from here.

Sometimes it was just semantics and logistical things that perplexed me, but sometimes it tended more towards the philosophical…

But I guess somewhere in there the ideals and notions I have about the season now – be them naive, hopeful, confused, tattered, reaching, labored, dreamy, and all ultimately cynical – were born:

from here.

Oh well. Hope you had a great one!

The intimidating and impenetrable fog.

“Writers take words seriously – perhaps the last professional class that does – and they struggle to steer their own through the crosswinds of meddling editors and careless typesetters and obtuse and malevolent reviewers into the lap of the ideal reader.”

-John Updike

A few things for you:

1. Acoustic listening devices devised by the Dutch army…

…intended for use in air defense systems between the two World Wars.

2. Artist Lynda Barry who serialized her graphic novel ONE! HUNDRED! DEMONS!, a work of “Autobiofictionalography,” on Salon a while back, and had a famous story in it entitled “Head Lice and My Worst Boyfriend.” Anyway, the worst boyfriend of the title has finally been revealed

…to be Ira Glass. It makes a kind of sense.

3. One of my favorite quotes about the art of words and the artists who do damage and paint portraits with it is, unsurprisingly, by this man right here…

…and it goes something like this:

“The difference between the right word and the almost right word is really a large matter — it’s the difference between a lightning bug and the lightning.”

-Mark Twain, in a letter to George Bainton in 1888.

4. The Man Men comic book…

that never was.

5. There is an old, abandoned town in the Kamchatka peninsula in Russia that one can only access by the sea or the air…

…and it’s called Bechyovinka, the submariner’s town.

Anyway. Something to think about on your Sunday night. Personally, I’m in a bit of a fog, if you couldn’t already tell…

“The purpose of writing is to inflate weak ideas, obscure pure reasoning, and inhibit clarity.
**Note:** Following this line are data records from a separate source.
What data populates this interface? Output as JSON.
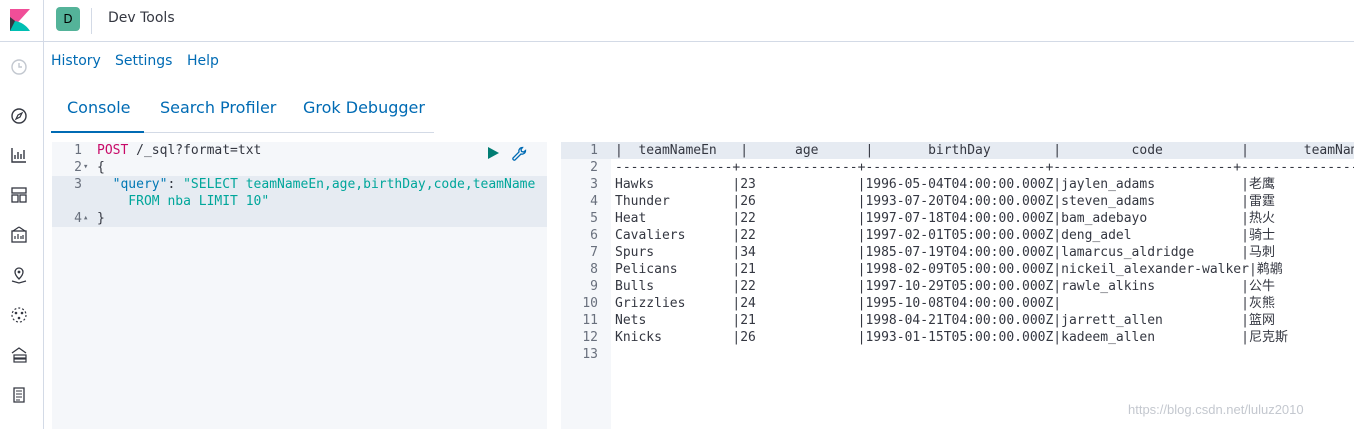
{
  "header": {
    "space_initial": "D",
    "app_title": "Dev Tools"
  },
  "sidenav": {
    "items": [
      "clock-icon",
      "discover-icon",
      "visualize-icon",
      "dashboard-icon",
      "canvas-icon",
      "maps-icon",
      "ml-icon",
      "infrastructure-icon",
      "logs-icon"
    ]
  },
  "top_menu": {
    "history": "History",
    "settings": "Settings",
    "help": "Help"
  },
  "tabs": [
    {
      "label": "Console",
      "active": true
    },
    {
      "label": "Search Profiler",
      "active": false
    },
    {
      "label": "Grok Debugger",
      "active": false
    }
  ],
  "editor": {
    "line_numbers": [
      "1",
      "2",
      "3",
      "",
      "4"
    ],
    "fold_markers": [
      "",
      "▾",
      "",
      "",
      "▴"
    ],
    "line1_method": "POST",
    "line1_url": " /_sql?format=txt",
    "line2": "{",
    "line3_indent": "  ",
    "line3_key": "\"query\"",
    "line3_colon": ": ",
    "line3_value": "\"SELECT teamNameEn,age,birthDay,code,teamName",
    "line3b_value": "    FROM nba LIMIT 10\"",
    "line4": "}"
  },
  "output": {
    "line_numbers": [
      "1",
      "2",
      "3",
      "4",
      "5",
      "6",
      "7",
      "8",
      "9",
      "10",
      "11",
      "12",
      "13"
    ],
    "lines": [
      "|  teamNameEn   |      age      |       birthDay        |         code          |       teamName",
      "---------------+---------------+-----------------------+-----------------------+----------------",
      "Hawks          |23             |1996-05-04T04:00:00.000Z|jaylen_adams           |老鹰",
      "Thunder        |26             |1993-07-20T04:00:00.000Z|steven_adams           |雷霆",
      "Heat           |22             |1997-07-18T04:00:00.000Z|bam_adebayo            |热火",
      "Cavaliers      |22             |1997-02-01T05:00:00.000Z|deng_adel              |骑士",
      "Spurs          |34             |1985-07-19T04:00:00.000Z|lamarcus_aldridge      |马刺",
      "Pelicans       |21             |1998-02-09T05:00:00.000Z|nickeil_alexander-walker|鹈鹕",
      "Bulls          |22             |1997-10-29T05:00:00.000Z|rawle_alkins           |公牛",
      "Grizzlies      |24             |1995-10-08T04:00:00.000Z|                       |灰熊",
      "Nets           |21             |1998-04-21T04:00:00.000Z|jarrett_allen          |篮网",
      "Knicks         |26             |1993-01-15T05:00:00.000Z|kadeem_allen           |尼克斯",
      ""
    ]
  },
  "watermark": "https://blog.csdn.net/luluz2010",
  "colors": {
    "link": "#006bb4",
    "avatar": "#54b399",
    "editor_bg": "#f5f7fa",
    "active_line": "#e6ebf2",
    "method": "#c80a68",
    "string": "#00a69b",
    "key": "#0078b4",
    "run": "#017d73"
  }
}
With a little practice, writing can be an intimidating and impenetrable fog!”

-Bill Watterson